I will start a new series of comments on the current mapping problems and curiosities that I encounter with OSM.
On this wikipage it can be seen that the preferred way of tagging the entrance of a building is by means of the entrance=* tag and that the building=entrance tag is now deprecated.
With OpenPoiMap I began to explore the world to see how this is being carried out. I started with this code in the User Pois box (without the numbers, they are there to help me clarify the images that follow).
Then I visited Helsinki and saw this map where I have selected all the deprecated building=entrance tags.
Now the same with all the good tags ( and )
And here everything together:
Finally I went to Paris and found no deprecated tags.
I tried the same with other cities and found more or less the same situation. Sometimes no deprecated tags, but too many times I saw too much deprecated tags. This leads to the situation that it becomes more and more complex to create tools that deal with this data in a consistent way because the data itself is inconsistent. Is that what we want?
The community has decided (did they really?) that using building=entrance is no longer the correct way of tagging the entrance of a building. It is easy to change such an incorrect tagging, and steps have been taken to do just that. But they were reverted on the ground that it was a mechanical (unapproved) edit.

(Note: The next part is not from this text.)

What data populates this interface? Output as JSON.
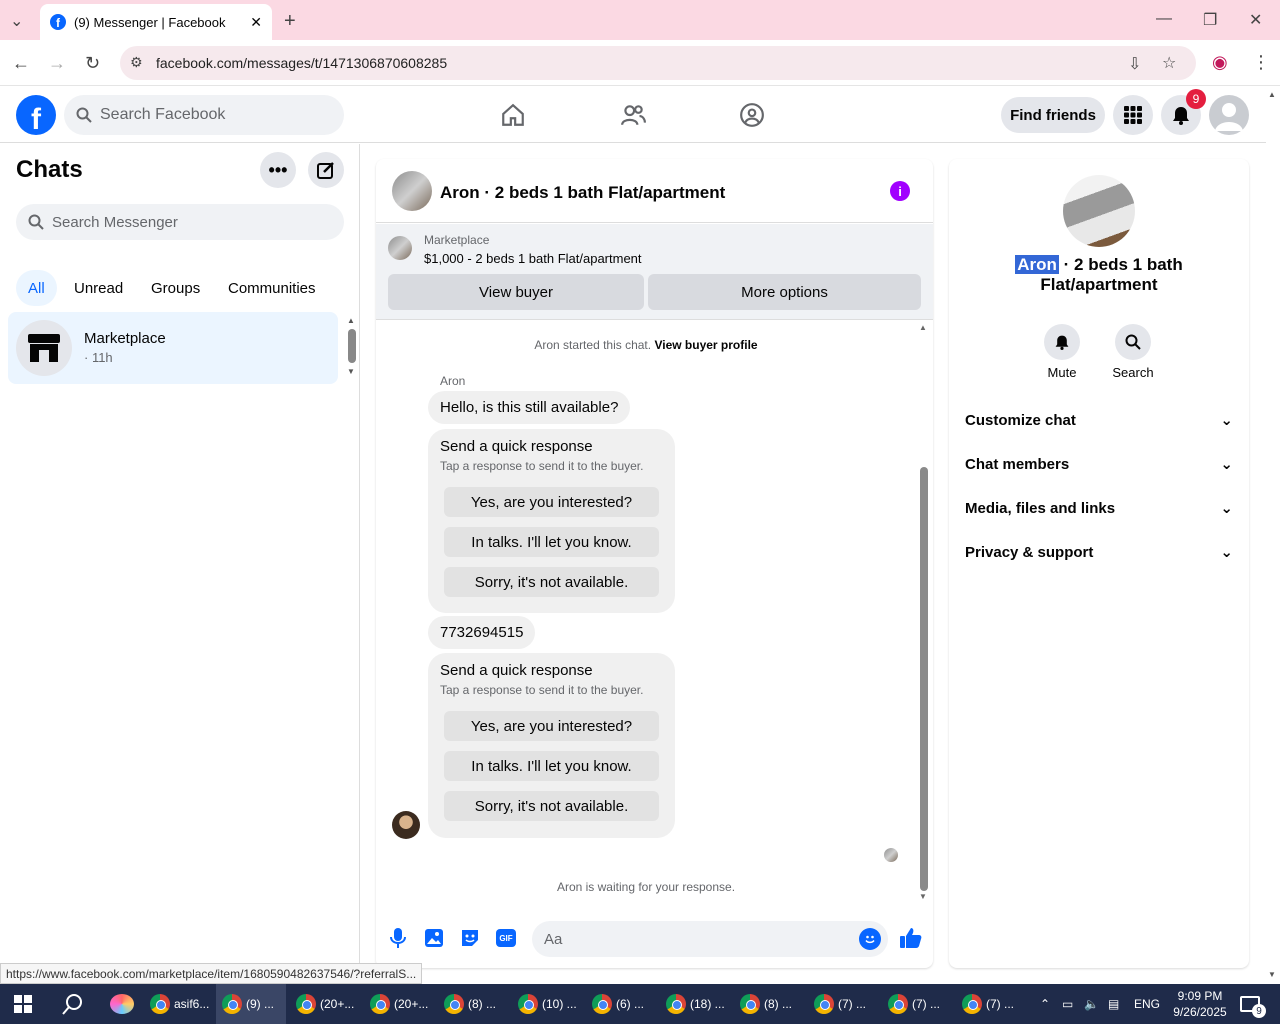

So what next? Will we stay forever with a database containing stuff we don’t want it to contain? Or are we taking steps to (re)create a healthy database?
Comment from AndiG88 on 9 March 2015 at 22:10
Just wait 5 years until enough people use the new tag and the old one falls of and more people remove it. Aparently that’s how people here want it.
Because of that I have currenly lost my interest in OSM. It’s just too slow and too anoying if you want to change any kind of tagging. Why do we still have amenity=emergency_phone in the database? That’s just bullshit….
Comment from escada on 10 March 2015 at 16:45
On one hand, it is better to have one tagging scheme for 1 feature.
On the other hand you have just showed how easy it is to retrieve data using the different tagging scheme’s. So you might wonder why it is a problem to have different schema’s in place.
Maybe we should just develop a query language that can deal with different schemas and synonyms.
Comment from marczoutendijk on 11 March 2015 at 21:31
Escada, the point is that for every redundant tag (as is the case with the entrance key), programmers have to take into account every weird combination of tags in order to have the program work. But it is impossible to take all these combinations into account because one doesn’t know them all. In my next story I’ll show some of those.
The next link from taglocator shows the problem:
This church is shown with 3 markers because the entrance is marked in the deprecated way (building=entrance).
The more inconsistency in the database the more problems show up when trying to get the data work for you.
Remember: Garbage In, Garbage out.
Comment from flohoff on 15 March 2015 at 14:24
I dont really see the point. The problem with “entrance=*” or “building=entrance” is that there is no use case. If there would be user you would have a feedback loop for people to change their tagging. No user of your data -> broken data.
This is why i am against tagging every little small detail to obscure tags. As long as there is no use case there wont be any maintenance. This is for example true for number of parking lots on an amenity=parking or stuff.
Comment from Rostranimin on 24 March 2015 at 12:33
You raise an interesting issue… I’ve been reflecting on this kind of thing quite a lot recently. I’ve been discussing the advantages and disadvantages of different mapping systems (maps, data, open data, etc) - often in conversation with people who aren’t converted to see why OSM is useful. I’m now very much in the habit of saying that OSM is “just another tool”. I want to make clear that sometimes we should look to OSM, and other times we should look to another data/map source (Ordnance Survey being the obvious one discussed in the UK). The point is that these are different data sources… each with their advantages and disadvantages. When I want to know the precise location of something at street level, then (if the data is up to date) I go to the most precise Ordnance Survey data. When I want to know what paths and cycle paths are considered important in a town I start with OSM.
My point… OSM is what it is precisely because of how it works. This means that some things will be imperfect and potentially really really irritating. But it is what it is because of how it works. So we should do our best to improve the irritating stuff, but if it can’t be fixed then we need to learn to live with it. I have a list of really really big irritations with OSM, but I also use OSM mapping as my preferred navigation tool when on a bike because it’s the best source of information.
The beauty (and pain) of crowdsourced data and open source (etc)….
Comment from Alexandre de Menezes on 26 March 2015 at 19:30
How about automatically converting “building=entrance” to “entrance=yes”? It should no be hard to do this for the entire database. A slightly more complicated tool would covert it to “entrance=main” if it is the only entrance to the building, or some more appropriate rule.
Comment from marczoutendijk on 26 March 2015 at 19:43
Please reread the last two paragraphs of my post, because what you propose is exactly what has been done by someone, but then it was reverted by another person on the grounds that it was a mechanical edit.